On April 12, Habegger opened a new state-of-the-art training center, showroom, and warehouse - a building three times the size of its old digs. According to regional manager Mike Lohbeck, the company is also making two new hires, and will add a third position before the end of the year.
“We have weathered the recession so far without a single layoff,” Lohbeck said, “and now we’re pleased to be adding new jobs.” The company has also added a new truck, increased its warehouse space from 85,000 to over 310,000 cubic feet, established a same-day delivery policy within Fayette County, Ky., and has plans to expand even more in the next three to five years.
THE LEARNING ATMOSPHERETechnicians who broaden and deepen their training now, said Lohbeck, will have a leg up in a very tough market - and that will likely help them keep a more secure foothold as business begins to pick up again. The beefed-up training center will make it possible for more technicians to learn the ins and outs of environmentally friendly technologies that have gained popularity since federal tax credits became available for installing efficient equipment.
“There was not a designated classroom space in our old building, so fewer people could be trained at a time, and the atmosphere was not as conducive to learning,” said Lohbeck. That’s not the case in the new space, which features many opportunities for hands-on learning and can hold up to 40 HVAC technicians at a time, according to Lohbeck.
Students can touch and feel while they learn to install, troubleshoot, and maintain a Bryant Hybrid Heat gas furnace/geothermal heat pump, a high-efficiency, variable-speed Evolution heat pump, and a Mitsubishi Mr. Slim ductless heat pump air conditioning system, with two zones, as well as a Bryant whole-house standby generator.
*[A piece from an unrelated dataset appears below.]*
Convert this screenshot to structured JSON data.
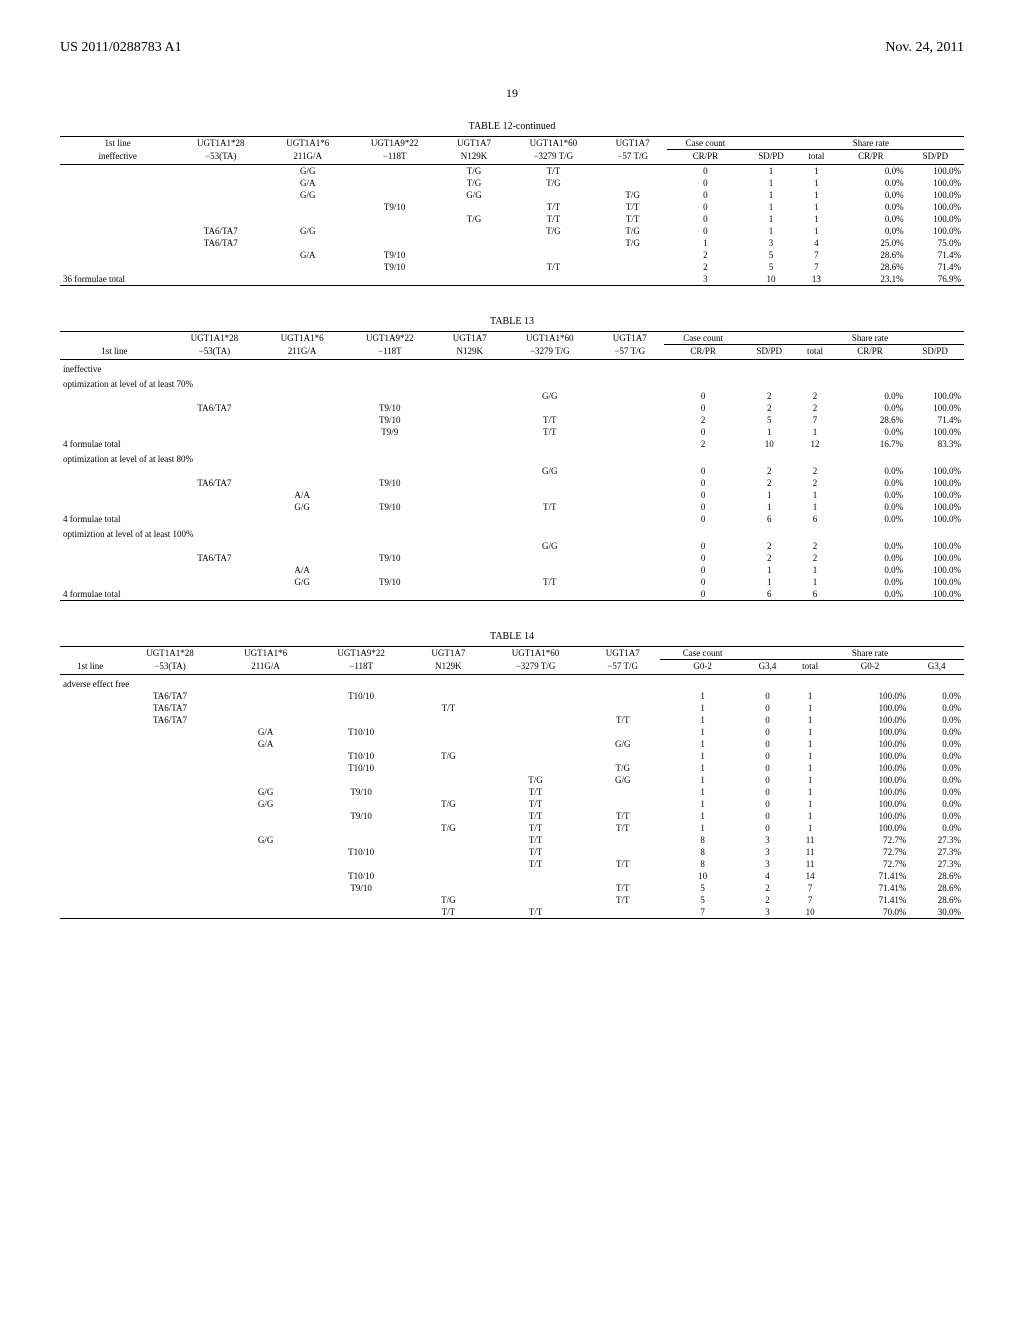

Besides courses on these units, other classes are taught there as well. Wittenborn stated, “We also teach general heating and cooling-related subjects such as gas heating, oil heating, geothermal service and installation, basic electricity, understanding wiring diagrams, to name a few.” He added, “Many of our classes are focused on HVACR tech training, but we also offer some classes for business owners, to improve their business.”
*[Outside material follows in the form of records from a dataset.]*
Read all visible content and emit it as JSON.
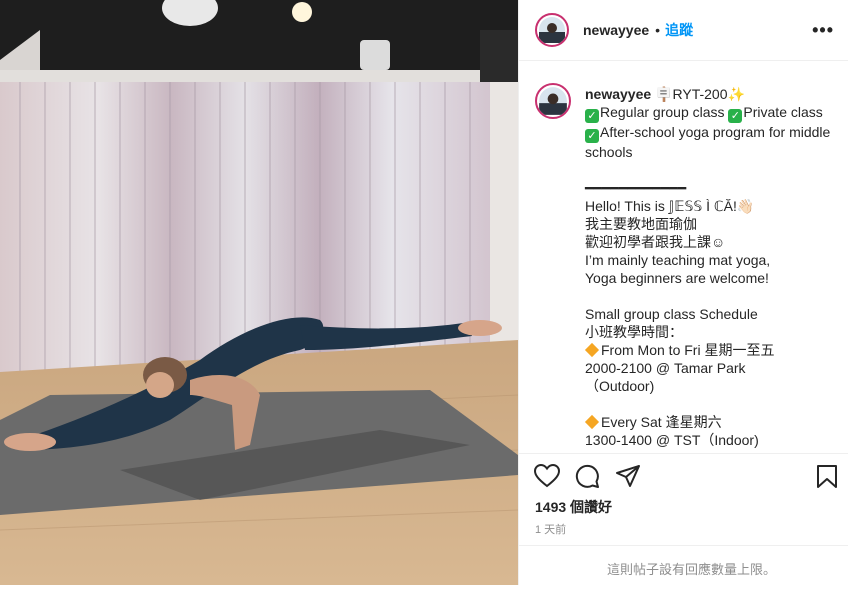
{
  "post": {
    "username": "newayyee",
    "follow_label": "追蹤",
    "dot": "•",
    "more_label": "•••",
    "caption": {
      "username": "newayyee",
      "line1_rest": " 🪧RYT-200✨",
      "line2a": "Regular group class ",
      "line2b": "Private class",
      "line3": "After-school yoga program for middle schools",
      "divider": "━━━━━━━━━━━━",
      "hello": "Hello! This is 𝕁𝔼𝕊𝕊 Ì ℂĂ!👋🏻",
      "zh1": "我主要教地面瑜伽",
      "zh2": "歡迎初學者跟我上課☺︎",
      "en1": "I’m mainly teaching mat yoga,",
      "en2": "Yoga beginners are welcome!",
      "sched1": "Small group class Schedule",
      "sched2": "小班教學時間：",
      "mon": "From Mon to Fri 星期一至五",
      "mon_time": "2000-2100 @ Tamar Park",
      "mon_loc": "（Outdoor)",
      "sat": "Every Sat 逢星期六",
      "sat_time": "1300-1400 @ TST（Indoor)"
    },
    "likes_label": "1493 個讚好",
    "timestamp": "1 天前",
    "comments_disabled": "這則帖子設有回應數量上限。"
  },
  "icons": {
    "like": "heart-icon",
    "comment": "comment-icon",
    "share": "share-icon",
    "save": "bookmark-icon",
    "check": "check-box-icon",
    "diamond": "orange-diamond-icon"
  },
  "colors": {
    "follow": "#0095f6",
    "check": "#29b14a",
    "diamond": "#f5a623",
    "muted": "#8e8e8e"
  }
}
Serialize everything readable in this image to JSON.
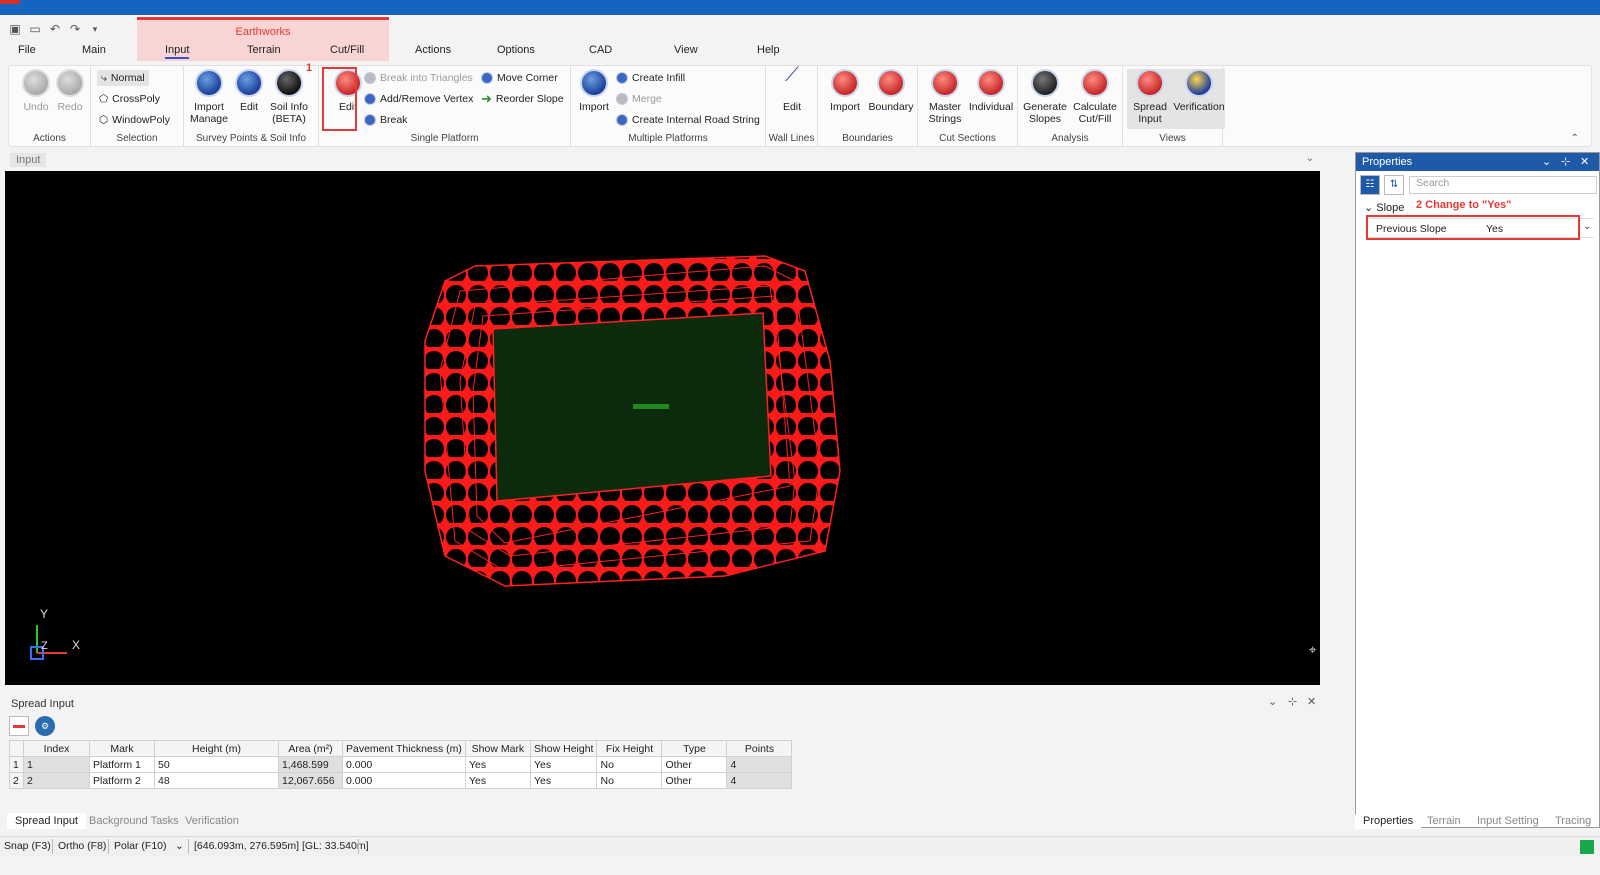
{
  "colors": {
    "accent": "#1e5aa8",
    "context": "#e53935",
    "titlebar": "#1565c0",
    "viewport": "#000000",
    "platform": "#ff0000"
  },
  "context_tab": {
    "label": "Earthworks"
  },
  "menu_tabs": [
    "File",
    "Main",
    "Input",
    "Terrain",
    "Cut/Fill",
    "Actions",
    "Options",
    "CAD",
    "View",
    "Help"
  ],
  "active_tab": "Input",
  "ribbon": {
    "actions": {
      "label": "Actions",
      "undo": "Undo",
      "redo": "Redo"
    },
    "selection": {
      "label": "Selection",
      "normal": "Normal",
      "crosspoly": "CrossPoly",
      "windowpoly": "WindowPoly"
    },
    "survey": {
      "label": "Survey Points & Soil Info",
      "import": "Import\nManage",
      "import_l1": "Import",
      "import_l2": "Manage",
      "edit": "Edit",
      "soil_l1": "Soil Info",
      "soil_l2": "(BETA)"
    },
    "single": {
      "label": "Single Platform",
      "edit": "Edit",
      "break_triangles": "Break into Triangles",
      "add_remove": "Add/Remove Vertex",
      "break": "Break",
      "move_corner": "Move Corner",
      "reorder": "Reorder Slope"
    },
    "multiple": {
      "label": "Multiple Platforms",
      "import": "Import",
      "create_infill": "Create Infill",
      "merge": "Merge",
      "internal_road": "Create Internal Road String"
    },
    "wall": {
      "label": "Wall Lines",
      "edit": "Edit"
    },
    "boundaries": {
      "label": "Boundaries",
      "import": "Import",
      "boundary": "Boundary"
    },
    "cut": {
      "label": "Cut Sections",
      "master_l1": "Master",
      "master_l2": "Strings",
      "individual": "Individual"
    },
    "analysis": {
      "label": "Analysis",
      "gen_l1": "Generate",
      "gen_l2": "Slopes",
      "calc_l1": "Calculate",
      "calc_l2": "Cut/Fill"
    },
    "views": {
      "label": "Views",
      "spread_l1": "Spread",
      "spread_l2": "Input",
      "verification": "Verification"
    }
  },
  "annotations": {
    "step1": "1",
    "step2": "2 Change to \"Yes\""
  },
  "document_tab": "Input",
  "viewport": {
    "axis_y": "Y",
    "axis_x": "X",
    "axis_z": "Z"
  },
  "spread_input": {
    "title": "Spread Input",
    "columns": [
      "Index",
      "Mark",
      "Height (m)",
      "Area (m²)",
      "Pavement Thickness (m)",
      "Show Mark",
      "Show Height",
      "Fix Height",
      "Type",
      "Points"
    ],
    "rows": [
      {
        "rownum": "1",
        "index": "1",
        "mark": "Platform 1",
        "height": "50",
        "area": "1,468.599",
        "pavement": "0.000",
        "show_mark": "Yes",
        "show_height": "Yes",
        "fix_height": "No",
        "type": "Other",
        "points": "4"
      },
      {
        "rownum": "2",
        "index": "2",
        "mark": "Platform 2",
        "height": "48",
        "area": "12,067.656",
        "pavement": "0.000",
        "show_mark": "Yes",
        "show_height": "Yes",
        "fix_height": "No",
        "type": "Other",
        "points": "4"
      }
    ]
  },
  "bottom_tabs": [
    "Spread Input",
    "Background Tasks",
    "Verification"
  ],
  "status": {
    "snap": "Snap (F3)",
    "ortho": "Ortho (F8)",
    "polar": "Polar (F10)",
    "coords": "[646.093m, 276.595m] [GL: 33.540m]"
  },
  "properties": {
    "title": "Properties",
    "search_placeholder": "Search",
    "category": "Slope",
    "row_name": "Previous Slope",
    "row_value": "Yes",
    "bottom_tabs": [
      "Properties",
      "Terrain",
      "Input Setting",
      "Tracing"
    ]
  }
}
GEOTHERMAL TRAININGWhen it comes to geothermal training, students learn not only about the equipment, but about the whole system, from inside to out-of-doors. “We have the geothermal system set up so that we can go out to the wells, and they can see how the pipes are fused together and follow the pipes all the way back inside,” said Lohbeck.
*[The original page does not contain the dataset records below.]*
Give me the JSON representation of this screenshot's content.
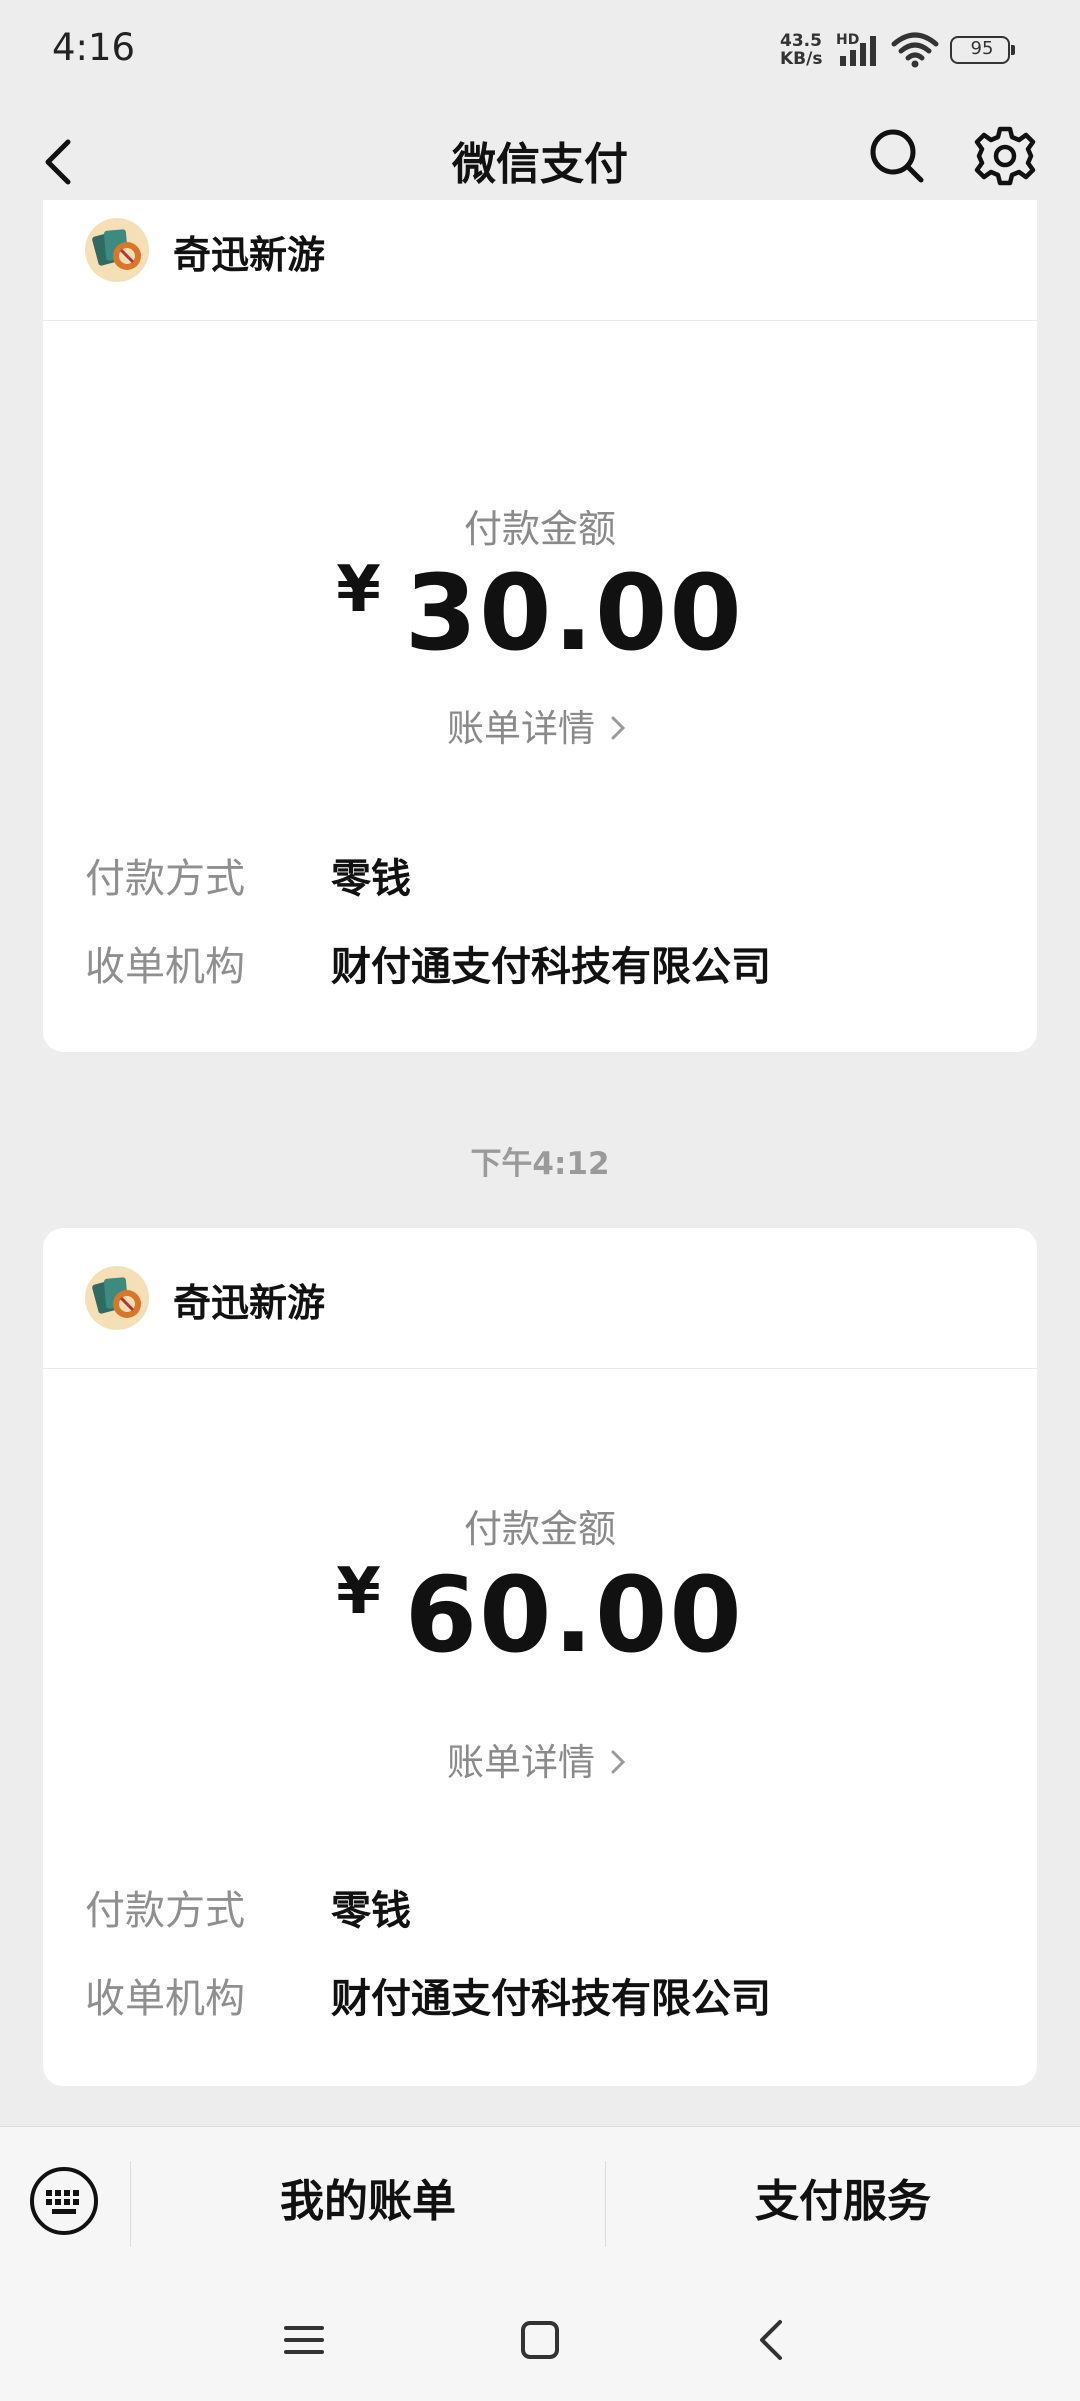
{
  "status_bar": {
    "time": "4:16",
    "net_speed_value": "43.5",
    "net_speed_unit": "KB/s",
    "hd": "HD",
    "battery": "95"
  },
  "nav": {
    "title": "微信支付"
  },
  "timestamp": "下午4:12",
  "cards": [
    {
      "merchant": "奇迅新游",
      "amount_label": "付款金额",
      "currency": "¥",
      "amount": "30.00",
      "detail_link": "账单详情",
      "payment_method_label": "付款方式",
      "payment_method": "零钱",
      "acquirer_label": "收单机构",
      "acquirer": "财付通支付科技有限公司"
    },
    {
      "merchant": "奇迅新游",
      "amount_label": "付款金额",
      "currency": "¥",
      "amount": "60.00",
      "detail_link": "账单详情",
      "payment_method_label": "付款方式",
      "payment_method": "零钱",
      "acquirer_label": "收单机构",
      "acquirer": "财付通支付科技有限公司"
    }
  ],
  "bottom_menu": {
    "my_bills": "我的账单",
    "pay_services": "支付服务"
  },
  "icons": {
    "back": "back-arrow-icon",
    "search": "search-icon",
    "settings": "gear-icon",
    "keyboard": "keyboard-icon",
    "sys_menu": "menu-icon",
    "sys_home": "home-icon",
    "sys_back": "back-icon"
  }
}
He said many techs working in traditional HVAC technologies would be interested to witness firsthand how ground-source heat pumps use the even temperatures of groundwater rather than outside air as a source of high-efficiency heating and cooling.
Lohbeck said that Habegger was taking this opportunity to more effectively cover its current territory, by boosting warehouse space and improving its training center, while hiring new inside salespeople. “In the next three to five years, we are planning to expand our territory farther south in Kentucky as well,” he said. “Interest in green technologies has helped us not only survive, but also grow, through one of the hardest periods our industry has ever seen. And we don’t plan to stop growing anytime soon.”
For more information, visit www.habeggercorp.com.
Publication date: 10/25/2010